## HOW TO COMPLETE THIS TASK
The lines to be copied are those below that contain "documents".

## EXERCISE DATA
****************************************

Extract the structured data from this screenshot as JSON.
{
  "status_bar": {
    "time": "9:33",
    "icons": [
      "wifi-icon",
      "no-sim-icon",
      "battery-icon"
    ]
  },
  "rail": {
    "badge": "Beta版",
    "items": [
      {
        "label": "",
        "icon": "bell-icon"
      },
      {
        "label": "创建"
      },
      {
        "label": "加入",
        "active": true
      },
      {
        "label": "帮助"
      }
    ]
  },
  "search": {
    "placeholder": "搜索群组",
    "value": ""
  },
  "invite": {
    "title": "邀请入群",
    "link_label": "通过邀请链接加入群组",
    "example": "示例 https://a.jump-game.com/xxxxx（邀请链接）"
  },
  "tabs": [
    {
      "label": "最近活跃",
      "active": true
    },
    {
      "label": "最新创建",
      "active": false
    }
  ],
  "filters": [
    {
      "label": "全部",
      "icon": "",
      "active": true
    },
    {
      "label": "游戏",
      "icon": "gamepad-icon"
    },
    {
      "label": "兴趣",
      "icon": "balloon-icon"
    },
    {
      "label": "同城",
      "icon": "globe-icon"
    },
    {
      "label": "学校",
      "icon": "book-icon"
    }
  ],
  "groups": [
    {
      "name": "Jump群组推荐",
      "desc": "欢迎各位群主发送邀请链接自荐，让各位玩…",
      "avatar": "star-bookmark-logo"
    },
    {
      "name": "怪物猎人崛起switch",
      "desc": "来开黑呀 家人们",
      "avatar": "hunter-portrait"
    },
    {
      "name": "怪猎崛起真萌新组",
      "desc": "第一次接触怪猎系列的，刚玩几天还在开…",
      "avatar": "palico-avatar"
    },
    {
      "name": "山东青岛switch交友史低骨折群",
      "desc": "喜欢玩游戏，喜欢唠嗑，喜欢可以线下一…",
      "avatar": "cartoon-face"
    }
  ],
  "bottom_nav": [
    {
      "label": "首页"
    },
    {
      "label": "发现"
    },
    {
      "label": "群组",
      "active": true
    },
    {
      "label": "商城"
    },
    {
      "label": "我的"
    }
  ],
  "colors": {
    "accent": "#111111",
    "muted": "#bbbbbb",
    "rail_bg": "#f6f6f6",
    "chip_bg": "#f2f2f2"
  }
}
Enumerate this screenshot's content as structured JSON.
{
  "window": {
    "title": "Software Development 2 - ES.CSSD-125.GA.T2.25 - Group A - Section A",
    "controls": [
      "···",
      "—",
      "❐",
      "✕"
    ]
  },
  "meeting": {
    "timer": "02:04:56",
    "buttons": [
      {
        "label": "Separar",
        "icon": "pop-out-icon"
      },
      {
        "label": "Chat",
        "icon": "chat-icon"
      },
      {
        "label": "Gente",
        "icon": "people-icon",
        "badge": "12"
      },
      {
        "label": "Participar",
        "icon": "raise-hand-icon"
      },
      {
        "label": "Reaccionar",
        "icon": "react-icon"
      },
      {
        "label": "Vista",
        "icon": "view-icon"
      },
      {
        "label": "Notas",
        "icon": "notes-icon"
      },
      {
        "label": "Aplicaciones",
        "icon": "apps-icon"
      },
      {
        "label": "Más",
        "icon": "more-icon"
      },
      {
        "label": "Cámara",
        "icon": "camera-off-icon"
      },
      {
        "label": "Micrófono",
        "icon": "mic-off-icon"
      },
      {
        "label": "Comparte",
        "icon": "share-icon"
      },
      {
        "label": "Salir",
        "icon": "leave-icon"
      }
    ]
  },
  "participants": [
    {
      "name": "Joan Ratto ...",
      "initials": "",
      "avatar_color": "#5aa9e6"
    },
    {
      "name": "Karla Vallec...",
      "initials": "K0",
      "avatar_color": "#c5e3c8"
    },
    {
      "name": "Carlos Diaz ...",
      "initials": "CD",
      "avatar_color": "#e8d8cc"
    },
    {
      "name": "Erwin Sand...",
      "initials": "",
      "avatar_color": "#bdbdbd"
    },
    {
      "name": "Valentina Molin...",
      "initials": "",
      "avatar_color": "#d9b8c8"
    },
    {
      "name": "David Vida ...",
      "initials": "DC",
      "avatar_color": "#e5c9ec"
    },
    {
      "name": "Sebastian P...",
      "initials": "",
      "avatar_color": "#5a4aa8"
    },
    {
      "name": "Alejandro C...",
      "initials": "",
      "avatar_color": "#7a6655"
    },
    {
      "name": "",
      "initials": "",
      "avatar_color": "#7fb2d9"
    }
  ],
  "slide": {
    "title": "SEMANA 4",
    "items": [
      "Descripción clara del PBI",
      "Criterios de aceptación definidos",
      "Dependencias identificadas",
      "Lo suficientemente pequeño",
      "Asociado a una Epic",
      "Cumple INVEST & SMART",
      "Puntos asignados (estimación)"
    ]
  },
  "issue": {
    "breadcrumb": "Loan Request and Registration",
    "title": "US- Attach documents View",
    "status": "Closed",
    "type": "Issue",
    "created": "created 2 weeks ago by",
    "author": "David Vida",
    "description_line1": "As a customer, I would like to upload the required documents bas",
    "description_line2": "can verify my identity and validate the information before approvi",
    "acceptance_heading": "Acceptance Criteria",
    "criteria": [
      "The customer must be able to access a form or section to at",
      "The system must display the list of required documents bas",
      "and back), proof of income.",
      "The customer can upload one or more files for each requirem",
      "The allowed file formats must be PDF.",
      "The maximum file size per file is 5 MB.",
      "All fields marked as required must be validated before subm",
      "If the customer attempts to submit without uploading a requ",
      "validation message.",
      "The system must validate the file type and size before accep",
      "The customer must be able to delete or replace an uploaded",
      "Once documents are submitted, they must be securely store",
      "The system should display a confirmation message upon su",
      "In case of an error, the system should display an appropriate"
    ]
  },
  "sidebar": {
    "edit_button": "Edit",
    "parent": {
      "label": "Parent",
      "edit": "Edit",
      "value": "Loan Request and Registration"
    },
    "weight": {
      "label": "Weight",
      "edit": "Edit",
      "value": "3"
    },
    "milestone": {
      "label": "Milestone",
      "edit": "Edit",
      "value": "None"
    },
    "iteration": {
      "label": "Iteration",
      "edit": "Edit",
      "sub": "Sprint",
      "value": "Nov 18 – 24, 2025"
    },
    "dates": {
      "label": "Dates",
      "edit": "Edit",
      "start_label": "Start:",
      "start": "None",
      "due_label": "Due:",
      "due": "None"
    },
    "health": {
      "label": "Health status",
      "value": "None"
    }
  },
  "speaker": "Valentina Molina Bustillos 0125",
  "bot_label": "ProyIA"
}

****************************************

## RESPONSE TO THE EXERCISE
    "title": "US- Attach documents View",
    "description_line1": "As a customer, I would like to upload the required documents bas",
      "The system must display the list of required documents bas",
      "Once documents are submitted, they must be securely store",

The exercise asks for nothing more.